“We believe developers should be able to use the tools they need most, while also enabling the community to have an impact on how those tools evolve to meet their changing roles,” he said. “New open-source technologies such as the Visual Studio Code and .NET Core are two examples of the work Microsoft is doing to provide a more open developer experience.”

The head of open source at GitHub, Brandon Keepers, said that the repository viewed 2015 as the “tipping point” for open source. In 2016, it looks forward to “strong and diverse communities on GitHub helping make open source even more accessible.

“With important technologies from companies like Apple and Microsoft released on GitHub this year, it is clear that the future of modern software development is built on open source.”

Since the new year is quickly approaching, SD Times looked back at some popular GitHub projects that made an impact on the open and free software world.

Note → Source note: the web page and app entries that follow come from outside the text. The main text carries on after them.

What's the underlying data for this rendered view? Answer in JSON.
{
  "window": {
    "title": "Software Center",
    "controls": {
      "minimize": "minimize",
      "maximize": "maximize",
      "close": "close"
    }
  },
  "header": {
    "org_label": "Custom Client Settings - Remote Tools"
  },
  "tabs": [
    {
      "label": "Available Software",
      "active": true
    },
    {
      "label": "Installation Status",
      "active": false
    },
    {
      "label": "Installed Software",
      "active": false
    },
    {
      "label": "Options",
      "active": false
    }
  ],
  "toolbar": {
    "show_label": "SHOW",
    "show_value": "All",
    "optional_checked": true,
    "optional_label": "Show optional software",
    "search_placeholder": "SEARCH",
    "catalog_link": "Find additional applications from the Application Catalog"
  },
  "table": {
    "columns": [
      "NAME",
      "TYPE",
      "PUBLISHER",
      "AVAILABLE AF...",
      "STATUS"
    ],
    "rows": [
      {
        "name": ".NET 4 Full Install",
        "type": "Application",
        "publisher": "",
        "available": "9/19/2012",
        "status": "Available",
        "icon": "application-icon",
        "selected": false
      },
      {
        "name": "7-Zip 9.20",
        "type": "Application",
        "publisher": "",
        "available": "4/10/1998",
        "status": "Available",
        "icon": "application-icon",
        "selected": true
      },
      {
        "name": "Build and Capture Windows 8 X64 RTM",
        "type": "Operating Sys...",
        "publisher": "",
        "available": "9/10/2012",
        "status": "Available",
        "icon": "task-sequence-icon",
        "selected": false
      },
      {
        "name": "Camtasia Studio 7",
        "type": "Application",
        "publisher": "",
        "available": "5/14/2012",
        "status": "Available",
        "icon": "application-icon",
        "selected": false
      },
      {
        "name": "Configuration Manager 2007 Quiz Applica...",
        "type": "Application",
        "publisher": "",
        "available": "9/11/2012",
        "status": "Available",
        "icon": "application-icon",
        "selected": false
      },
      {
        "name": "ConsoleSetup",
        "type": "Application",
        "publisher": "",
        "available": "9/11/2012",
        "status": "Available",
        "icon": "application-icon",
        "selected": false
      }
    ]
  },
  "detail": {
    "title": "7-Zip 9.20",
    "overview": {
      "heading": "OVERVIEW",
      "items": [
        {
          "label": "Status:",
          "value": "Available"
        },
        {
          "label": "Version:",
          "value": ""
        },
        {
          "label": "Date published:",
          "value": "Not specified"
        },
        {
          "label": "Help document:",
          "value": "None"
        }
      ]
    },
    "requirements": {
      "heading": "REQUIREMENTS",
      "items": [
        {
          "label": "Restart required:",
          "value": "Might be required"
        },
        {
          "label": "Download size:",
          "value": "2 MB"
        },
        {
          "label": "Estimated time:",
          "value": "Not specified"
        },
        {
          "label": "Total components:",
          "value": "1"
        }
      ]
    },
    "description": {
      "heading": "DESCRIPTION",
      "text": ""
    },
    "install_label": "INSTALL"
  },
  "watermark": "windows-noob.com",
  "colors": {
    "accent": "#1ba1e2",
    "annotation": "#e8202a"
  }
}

1. Swift: Apple announced earlier this month that its programming language would be open source. Open-sourcing Swift enables developers to include it on other platforms like Windows and Android. Apple is going to continue to lead Swift development, but it will work with the community to fix bugs and add enhancements. The company also announced a new port to allow the programming language to work with the Linux operating system. The Swift Linux Port features Swift without the Objective-C runtime, the core language and standard library, core libraries, and the Swift Package manager.

About Madison Moore

Madison Moore is an Online and Social Media Editor for SD Times. She is a 2015 graduate from Delaware Valley University, Pa., with a Bachelor's Degree in media and communication. Moore has reported for Philly.com, The Philadelphia Inquirer, and PhillyVoice. She is new to Long Island and is a cat enthusiast. Follow her on Twitter at @Moorewithmadi.